Pineapple fruit rot caused by Ceratocystis paradoxa and growth studies on two isolates
Virology & Mycology

Virology & Mycology
Open Access

ISSN: 2161-0517

Pineapple fruit rot caused by Ceratocystis paradoxa and growth studies on two isolates

International Conference on Mycology & Mushrooms

September 12-14, 2016 San Antonio, USA

Francisca Iziegbe Okungbowa, Oniah Thelma and Esiegbuya Ofeoritste Daniel

University of Benin, Nigeria
Nigerian Institute for Oil Palm Research, Nigeria

Scientific Tracks Abstracts: Virol Mycol

Abstract :
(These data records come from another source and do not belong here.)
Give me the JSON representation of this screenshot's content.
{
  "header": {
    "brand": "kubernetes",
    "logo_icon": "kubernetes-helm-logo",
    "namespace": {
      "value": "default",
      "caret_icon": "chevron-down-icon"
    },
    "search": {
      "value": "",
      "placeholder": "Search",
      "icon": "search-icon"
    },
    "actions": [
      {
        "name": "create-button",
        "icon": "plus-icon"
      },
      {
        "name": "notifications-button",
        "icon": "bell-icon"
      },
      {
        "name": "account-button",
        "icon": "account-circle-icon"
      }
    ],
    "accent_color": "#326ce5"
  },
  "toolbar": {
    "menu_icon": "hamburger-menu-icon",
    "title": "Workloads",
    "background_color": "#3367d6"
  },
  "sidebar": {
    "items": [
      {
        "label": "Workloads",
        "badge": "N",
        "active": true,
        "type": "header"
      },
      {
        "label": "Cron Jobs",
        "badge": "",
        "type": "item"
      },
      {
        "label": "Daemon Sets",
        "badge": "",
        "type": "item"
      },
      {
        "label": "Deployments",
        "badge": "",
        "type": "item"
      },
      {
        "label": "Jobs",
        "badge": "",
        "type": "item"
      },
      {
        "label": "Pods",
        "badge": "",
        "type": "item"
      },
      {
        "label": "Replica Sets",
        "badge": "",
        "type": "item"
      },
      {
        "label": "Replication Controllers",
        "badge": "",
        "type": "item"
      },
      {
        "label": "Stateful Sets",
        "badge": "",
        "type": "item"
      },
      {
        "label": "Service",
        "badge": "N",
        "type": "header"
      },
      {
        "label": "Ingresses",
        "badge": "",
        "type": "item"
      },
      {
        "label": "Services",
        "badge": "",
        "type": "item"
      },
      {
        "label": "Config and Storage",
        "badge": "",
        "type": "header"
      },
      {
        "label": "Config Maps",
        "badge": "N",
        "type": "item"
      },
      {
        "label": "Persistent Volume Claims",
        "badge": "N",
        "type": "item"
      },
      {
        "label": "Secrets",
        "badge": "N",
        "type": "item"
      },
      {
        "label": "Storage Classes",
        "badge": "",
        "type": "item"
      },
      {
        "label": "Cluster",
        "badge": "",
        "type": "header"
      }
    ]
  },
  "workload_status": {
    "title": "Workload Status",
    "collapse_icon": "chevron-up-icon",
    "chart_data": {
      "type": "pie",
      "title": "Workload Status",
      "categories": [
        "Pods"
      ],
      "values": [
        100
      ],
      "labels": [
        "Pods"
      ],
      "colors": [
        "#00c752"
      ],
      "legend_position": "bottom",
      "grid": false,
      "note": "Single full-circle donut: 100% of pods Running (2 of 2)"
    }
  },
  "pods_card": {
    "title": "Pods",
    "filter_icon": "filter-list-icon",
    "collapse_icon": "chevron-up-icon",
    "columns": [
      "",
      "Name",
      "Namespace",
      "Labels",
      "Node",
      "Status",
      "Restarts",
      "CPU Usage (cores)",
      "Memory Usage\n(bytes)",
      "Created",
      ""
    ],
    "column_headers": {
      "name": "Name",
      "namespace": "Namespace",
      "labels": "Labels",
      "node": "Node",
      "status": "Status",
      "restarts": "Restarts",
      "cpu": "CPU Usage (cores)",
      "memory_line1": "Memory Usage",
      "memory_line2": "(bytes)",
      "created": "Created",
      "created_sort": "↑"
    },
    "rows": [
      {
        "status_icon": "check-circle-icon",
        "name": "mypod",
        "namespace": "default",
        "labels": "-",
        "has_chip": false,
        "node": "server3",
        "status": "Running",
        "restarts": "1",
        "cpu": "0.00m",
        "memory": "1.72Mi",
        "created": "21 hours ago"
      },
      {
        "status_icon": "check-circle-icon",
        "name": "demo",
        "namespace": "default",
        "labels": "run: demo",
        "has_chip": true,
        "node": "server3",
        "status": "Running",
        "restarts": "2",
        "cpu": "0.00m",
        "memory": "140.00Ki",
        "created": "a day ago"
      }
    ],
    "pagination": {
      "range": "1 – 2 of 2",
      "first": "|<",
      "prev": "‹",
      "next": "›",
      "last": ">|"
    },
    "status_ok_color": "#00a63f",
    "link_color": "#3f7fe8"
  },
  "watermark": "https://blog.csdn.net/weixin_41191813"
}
Pineapple (Ananas comosus L.) is a good source of minerals and vitamins. Fruit rot of pineapple caused by Ceratocystis paradoxa leads to huge crop losses. The aim of this study was to determine the prevalence of fruit rot caused by C. paradoxa in pineapples found in major markets in Benin City and evaluate the effect of the disease on nutritive value of the fruit as well as study the growth of the pathogen under various environmental conditions with a view to suggesting ways of controlling the disease. 50 pineapple fruits with symptoms of rot were purchased and 5 mm portions of each fruit were cultured on Potato Dextrose Agar at 28???±2 oC for 7 days, using standard mycological procedures with healthy pineapples as control. Pathogenicity of isolated fungi was tested while proximate analysis of rotted fruits and control was determined. Ceratocystis paradoxa was implicated as cause of rot which occurred in 54% of the pineapples. Two isolates (1 and 2) of this fungus were distinguished morphologically. Isolate 1 produced more severe symptoms. Fungal growth under different temperature, relative humidity, pH and light conditions was studied. Most mineral and vitamin content of infected fruits decreased significantly (p=0.05). The optimum growth temperature was 30 oC for both isolates. All light regimes supported growth but 24 hours darkness and 100% relative humidity were the best. The physiological responses of the two isolates to environmental factors need further study and the isolates differing in their ability to incite symptoms, provide useful information for planning disease control.

Biography :

Francisca Iziegbe Okungbowa has completed her PhD in 2001 at the University of Benin, Nigeria and Postdoctoral studies from Indian Institute of Chemical Biology, Kolkata, India and University of Manchester, UK. She has published more than 30 papers in reputed journals. She is currently working as a Lecturer at the University of Benin, Nigeria.

Email: [email protected]